Supervisors discuss financing crane, radio

Published 1:03 pm Tuesday, October 13, 2015

Faced with replacing an inoperable crane, getting a new emergency radio system and putting a new roof on the Warren County Library, Warren County supervisors Monday discussed the feasibility of borrowing up to $7 million in general obligation bonds to cover those needs.

The supervisors met Monday morning with Port of Vicksburg director Wayne Mansfield and Demery Grubbs of Government Consultants of Jackson, a company that specializes in advising local governments on finance, to discuss the county’s options to finance the projects.

“We’re looking at borrowing some serious money,” County Administrator John Smith said, “(and) I don’t want to have to borrow money twice through G.O. bonds. So we need to work this out.”

Email newsletter signup

Sign up for The Vicksburg Post's free newsletters

Check which newsletters you would like to receive
  • Vicksburg News: Sent daily at 5 am
  • Vicksburg Sports: Sent daily at 10 am
  • Vicksburg Living: Sent on 15th of each month

The board directed Grubbs to examine the county’s options to show how much it could borrow and the potential payback form 10 to 20 years.

The county wants to replace the present emergency radio system and join the state’s Mississippi Wireless Integrated Network, or MSWIN, a statewide emergency radio network, with the city of Vicksburg. The county’s share of the cost for equipment is placed at about $3.5 million.

Replacing the crane is expected to cost about $2.5 million, although the board may consider an E-Crane on a pedestal, which could coast about $3 million, while replacing the library roof was estimated at $150,000 to $160,000.

Smith said the radio system has to be replaced.

“We’re running on borrowed time,” District 1 Supervisor John Arnold said. “If we decide to go ahead with the radio station, it would be almost a year before it’s in operation.”

“Going to the bond market is something you don’t do very often. It makes sense if you do it all at one time versus doing one thing now and another six months later,” Grubbs said.

Financing all three, he said, would make sense, with current condition of the bond market and interest rates. “Currently, y’all don’t have that much debt, as far as the county is concerned,” he said.

If the board wants to use G.O. to finance the three projects, it must first publish an intent notice that it intends to issue bonds not to exceed a set notice.

Grubbs said a petition objecting to the bonds must be signed by 10 percent, or 1,500, registered voters.
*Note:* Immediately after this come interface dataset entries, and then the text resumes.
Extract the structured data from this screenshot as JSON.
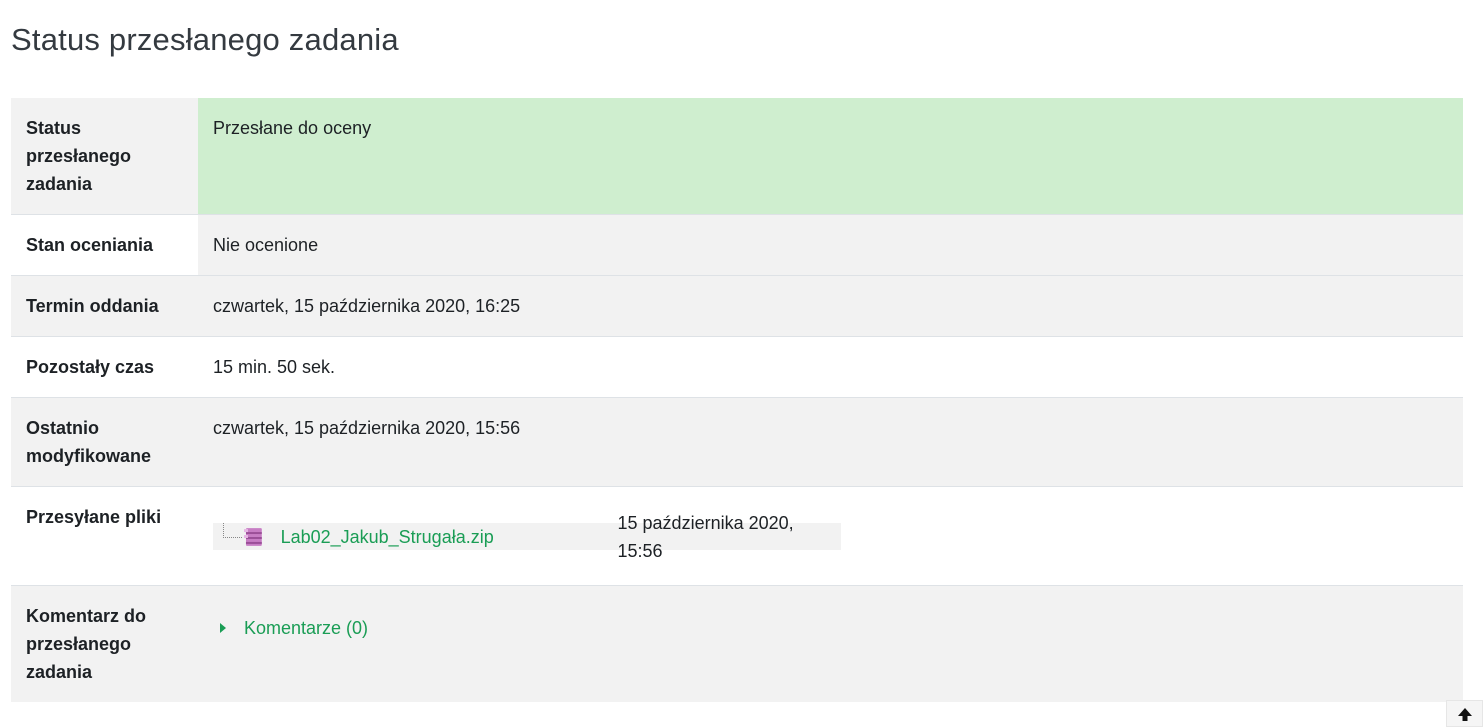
{
  "page_title": "Status przesłanego zadania",
  "rows": {
    "submission_status": {
      "label": "Status przesłanego zadania",
      "value": "Przesłane do oceny",
      "status_color": "#cfeecf"
    },
    "grading_status": {
      "label": "Stan oceniania",
      "value": "Nie ocenione"
    },
    "due_date": {
      "label": "Termin oddania",
      "value": "czwartek, 15 października 2020, 16:25"
    },
    "time_remaining": {
      "label": "Pozostały czas",
      "value": "15 min. 50 sek."
    },
    "last_modified": {
      "label": "Ostatnio modyfikowane",
      "value": "czwartek, 15 października 2020, 15:56"
    },
    "file_submissions": {
      "label": "Przesyłane pliki",
      "files": [
        {
          "name": "Lab02_Jakub_Strugała.zip",
          "date": "15 października 2020, 15:56",
          "icon": "zip-archive-icon"
        }
      ]
    },
    "submission_comments": {
      "label": "Komentarz do przesłanego zadania",
      "toggle_label": "Komentarze (0)",
      "icon": "caret-right-icon"
    }
  },
  "scroll_top": {
    "icon": "arrow-up-icon"
  },
  "colors": {
    "link": "#1a9d55",
    "row_shade": "#f2f2f2",
    "status_success": "#cfeecf"
  }
}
If there is no petition filed against the notice, the county can proceed with a resolution to issue the bonds.

Once the resolution is issued, Grubbs said, the county has 24 months after issuing the intent resolution to borrow the money.

“The intent resolution doesn’t mean you have to borrow the money,” he said. “It’s just a step in the requirement of the law.”

The board declared an emergency in mid-September to repair the crane at the port after learning it was broken, and is expected to receive estimates to repair it when it meets Oct. 19.

Mansfield told the board the four-decades old crane did not receive proper maintenance under a contract from pervious port operator, Kinder Morgan.

The board was considering replacing the crane with a similar piece of equipment, but Chris Maxwell, terminal manager for WATCO, the Pittsburg, Kansas-based company which owns the short line railroad in the port and now operates the port under a contract with the county, suggested going to the E-Crane, which he said was more efficient.

The crane uses a design based on a parallelogram style boom that provides a direct mechanical connection between the counterweight and the load to remain balanced. Maxwell said going to the crane would improve the technology at the port.

The library’s roof problems involve leaks. County building and grounds director Chuck Thornton told the board the roof has been repaired several times, adding it is hard to find the source of the leaks on the building’s gravel and rubber roof.

He suggested replacing the roof with a pitched metal roof, a plan that would require the approval of the city’s Architectural Review Board because the library is in the city’s historic district.

The board decided to get approval from the Architectural Review Board before hiring an architect.

“You don’t want to spend a lot of money hiring an architect and getting all those plans and the have someone else tell you can’t do it,” District 5 Supervisor Richard George said.

About John Surratt

John Surratt is a graduate of Louisiana State University with a degree in general studies. He has worked as an editor, reporter and photographer for newspapers in Louisiana, Mississippi and Alabama. He has been a member of The Vicksburg Post staff since 2011 and covers city government. He and his wife attend St. Paul Catholic Church and he is a member of the Port City Kiwanis Club.

email author More by John